Instructions for the task: Look through the entries that follow and return each line that has the string "representation".

Records drawn from a dataset:
● ● ● ● ●

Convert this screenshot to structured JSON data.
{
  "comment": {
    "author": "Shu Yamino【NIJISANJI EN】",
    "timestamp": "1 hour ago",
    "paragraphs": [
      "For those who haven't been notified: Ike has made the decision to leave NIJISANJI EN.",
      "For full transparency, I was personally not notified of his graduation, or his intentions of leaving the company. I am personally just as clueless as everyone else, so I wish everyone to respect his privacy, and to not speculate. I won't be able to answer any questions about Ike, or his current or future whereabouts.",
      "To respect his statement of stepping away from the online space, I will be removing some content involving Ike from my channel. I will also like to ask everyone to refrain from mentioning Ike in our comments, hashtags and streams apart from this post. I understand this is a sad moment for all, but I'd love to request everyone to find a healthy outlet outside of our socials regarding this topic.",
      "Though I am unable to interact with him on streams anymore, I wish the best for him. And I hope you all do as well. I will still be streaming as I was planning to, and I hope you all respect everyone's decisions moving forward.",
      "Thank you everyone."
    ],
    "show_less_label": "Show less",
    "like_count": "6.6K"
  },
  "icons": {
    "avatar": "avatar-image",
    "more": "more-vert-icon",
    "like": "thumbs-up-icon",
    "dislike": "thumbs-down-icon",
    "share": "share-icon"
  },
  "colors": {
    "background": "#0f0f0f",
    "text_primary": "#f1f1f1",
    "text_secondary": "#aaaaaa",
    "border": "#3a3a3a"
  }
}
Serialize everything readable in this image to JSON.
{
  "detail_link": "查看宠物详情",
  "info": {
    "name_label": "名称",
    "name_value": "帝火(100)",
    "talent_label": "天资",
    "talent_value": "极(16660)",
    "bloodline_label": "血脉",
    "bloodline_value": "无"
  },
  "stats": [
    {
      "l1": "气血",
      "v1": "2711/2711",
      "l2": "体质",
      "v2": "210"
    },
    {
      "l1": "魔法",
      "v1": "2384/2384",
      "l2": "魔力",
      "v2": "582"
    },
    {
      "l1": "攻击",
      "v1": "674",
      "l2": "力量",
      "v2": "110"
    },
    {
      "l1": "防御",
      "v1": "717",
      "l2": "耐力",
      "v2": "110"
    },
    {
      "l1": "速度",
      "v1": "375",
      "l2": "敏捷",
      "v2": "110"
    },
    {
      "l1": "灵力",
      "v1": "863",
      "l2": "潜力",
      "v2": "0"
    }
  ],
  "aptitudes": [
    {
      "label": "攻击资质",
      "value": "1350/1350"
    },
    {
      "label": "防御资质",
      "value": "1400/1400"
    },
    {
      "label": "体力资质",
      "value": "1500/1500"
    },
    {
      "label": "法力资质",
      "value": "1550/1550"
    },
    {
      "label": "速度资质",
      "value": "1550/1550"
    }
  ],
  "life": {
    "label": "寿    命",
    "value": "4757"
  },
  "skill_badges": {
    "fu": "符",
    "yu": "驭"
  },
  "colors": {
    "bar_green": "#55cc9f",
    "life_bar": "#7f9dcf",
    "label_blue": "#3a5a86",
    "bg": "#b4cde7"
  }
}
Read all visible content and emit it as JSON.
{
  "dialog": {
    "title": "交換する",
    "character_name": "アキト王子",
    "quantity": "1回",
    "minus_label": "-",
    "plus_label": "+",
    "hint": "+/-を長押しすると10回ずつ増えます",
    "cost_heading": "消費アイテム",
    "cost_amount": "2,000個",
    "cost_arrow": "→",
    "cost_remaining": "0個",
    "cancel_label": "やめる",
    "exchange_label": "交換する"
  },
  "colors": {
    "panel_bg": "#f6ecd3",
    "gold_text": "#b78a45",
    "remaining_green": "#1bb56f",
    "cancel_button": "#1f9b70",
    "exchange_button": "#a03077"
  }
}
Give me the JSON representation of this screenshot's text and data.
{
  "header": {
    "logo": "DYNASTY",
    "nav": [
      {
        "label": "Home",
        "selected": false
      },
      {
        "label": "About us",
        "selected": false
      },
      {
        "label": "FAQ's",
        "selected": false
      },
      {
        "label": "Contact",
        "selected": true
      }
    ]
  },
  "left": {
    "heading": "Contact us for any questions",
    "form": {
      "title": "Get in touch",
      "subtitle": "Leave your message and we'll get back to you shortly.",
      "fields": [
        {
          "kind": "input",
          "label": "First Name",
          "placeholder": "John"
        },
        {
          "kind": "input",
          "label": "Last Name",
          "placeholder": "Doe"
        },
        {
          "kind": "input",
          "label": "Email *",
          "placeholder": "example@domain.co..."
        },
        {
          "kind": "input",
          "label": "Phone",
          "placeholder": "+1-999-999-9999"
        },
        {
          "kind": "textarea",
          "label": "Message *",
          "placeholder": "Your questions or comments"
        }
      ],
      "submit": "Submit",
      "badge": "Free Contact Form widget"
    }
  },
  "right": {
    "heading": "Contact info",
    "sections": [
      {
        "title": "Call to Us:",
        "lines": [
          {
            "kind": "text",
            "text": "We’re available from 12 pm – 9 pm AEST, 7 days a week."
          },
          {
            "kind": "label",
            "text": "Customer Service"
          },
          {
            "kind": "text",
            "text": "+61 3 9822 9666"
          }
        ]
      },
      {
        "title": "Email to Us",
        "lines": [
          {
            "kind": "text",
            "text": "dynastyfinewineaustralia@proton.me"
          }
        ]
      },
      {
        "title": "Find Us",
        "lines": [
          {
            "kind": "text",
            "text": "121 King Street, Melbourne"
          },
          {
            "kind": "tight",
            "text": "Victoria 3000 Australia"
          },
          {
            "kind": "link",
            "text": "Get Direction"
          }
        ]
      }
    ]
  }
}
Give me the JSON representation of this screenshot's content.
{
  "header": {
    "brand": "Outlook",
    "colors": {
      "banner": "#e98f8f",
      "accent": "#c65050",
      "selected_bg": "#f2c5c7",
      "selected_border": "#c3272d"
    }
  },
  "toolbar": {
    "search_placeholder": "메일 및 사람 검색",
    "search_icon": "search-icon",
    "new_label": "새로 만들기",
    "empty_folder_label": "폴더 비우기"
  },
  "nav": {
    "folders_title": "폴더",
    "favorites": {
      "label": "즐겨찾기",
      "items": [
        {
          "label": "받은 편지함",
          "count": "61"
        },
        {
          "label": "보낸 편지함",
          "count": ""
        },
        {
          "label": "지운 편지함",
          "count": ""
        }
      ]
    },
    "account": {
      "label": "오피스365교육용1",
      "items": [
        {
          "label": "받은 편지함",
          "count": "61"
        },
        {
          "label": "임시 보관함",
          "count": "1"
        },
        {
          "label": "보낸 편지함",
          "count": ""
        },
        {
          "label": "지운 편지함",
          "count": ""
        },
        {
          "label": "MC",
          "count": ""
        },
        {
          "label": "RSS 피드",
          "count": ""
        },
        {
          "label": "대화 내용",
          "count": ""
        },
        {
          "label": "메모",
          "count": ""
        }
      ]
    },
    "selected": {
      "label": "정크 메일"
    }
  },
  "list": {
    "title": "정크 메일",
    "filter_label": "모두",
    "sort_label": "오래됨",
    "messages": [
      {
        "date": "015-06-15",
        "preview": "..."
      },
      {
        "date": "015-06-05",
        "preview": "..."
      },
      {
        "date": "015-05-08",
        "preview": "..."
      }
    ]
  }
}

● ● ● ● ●

Response to the exercise:
Give me the JSON representation of this screenshot's text and data.
Give me the JSON representation of this screenshot's content.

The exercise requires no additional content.